Morning time is slowly being taken over by holiday resources. I love resources that accept that Christmas as we know it now, is a grab bag of winter customs and traditions from across thousands of years, rather that scolding the reader for ‘forgetting the true meaning of Christmas.’ *bleugh*
Carols from Kings by Alexandra Coghlan so far is part music interpretation, part history lesson. It gives carols their historical context, as well looks at their lyrical and musical meaning. My children love singing carols, and I have been looking for ways to expand our repertoire. It looks that there a wide variety of carols discussed in the book, given that King’s College commissions a new carol each year.
We started The Twelve Birds of Christmas by Stephen Moss last year so I am picking up from where we left off. This book is a deep dive into the lives of twelve different species of birds, loosely held together by the Twelve Days of Christmas carol, and is giving us plenty of nature study bang for our buck. It’s text heavy and image light though, so we always spend sometime looking up images and video of the birds online if they are ones we aren’t able to see them locally.
A Children’s Literary Christmas from the British Library was a gift I gave myself in the late December sales last year. It may well prove dangerous as we have only just started it, and I now have a number of the full novels who’s extracts we have read here, on our reading list.
We have been using Nurturestore’s Seasons School Winter Retreat as a key part of our December since it was first released as an email course in the lead up to the solstice in 2015 (I think.) This year I bit the bullet and bought it as an ebook so that we work through it more easily, and so that I can print it out. It’s full of easy but engaging activities and ideas, that aren’t complicated to set up, or messy and that still work for us as my children grow up.
Kits I bought at the beginning of the first lockdown in March (Pom Pom Puppies and Pom Pom Kitties) have been pulled out again recently, and we have more pompom puppies and kittens to play with. I need to buy some more extra chunky yarn though, as we are running out again. I think the girls are planning to make some as presents this year. There have also been lots of paper planes and origami around again.
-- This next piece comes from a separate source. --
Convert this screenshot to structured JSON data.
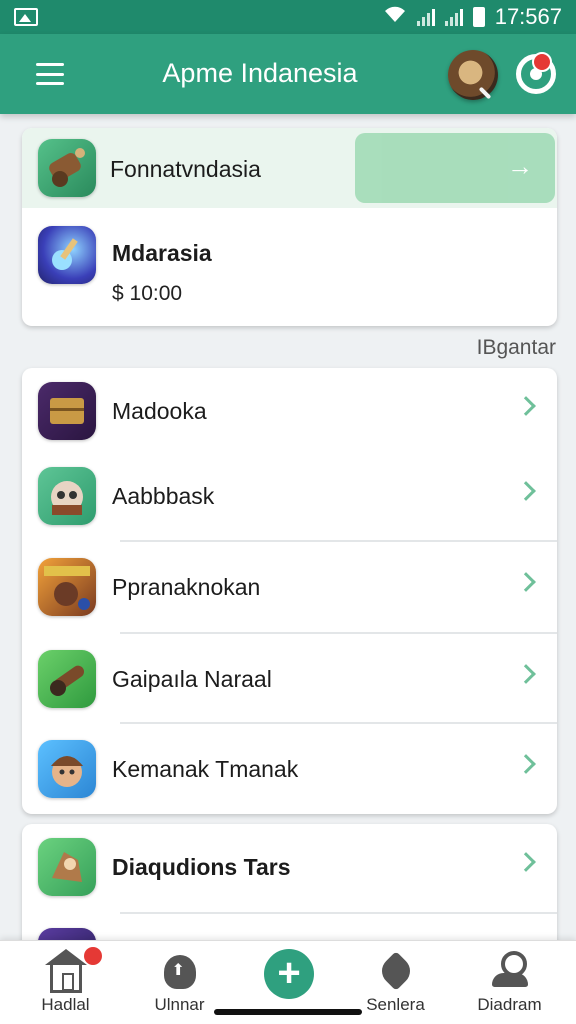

It’s fun seeing them come back to things, and see how much their fine motor skills have improved.
What are you enjoying in your home education at the moment? How do you finish up the year?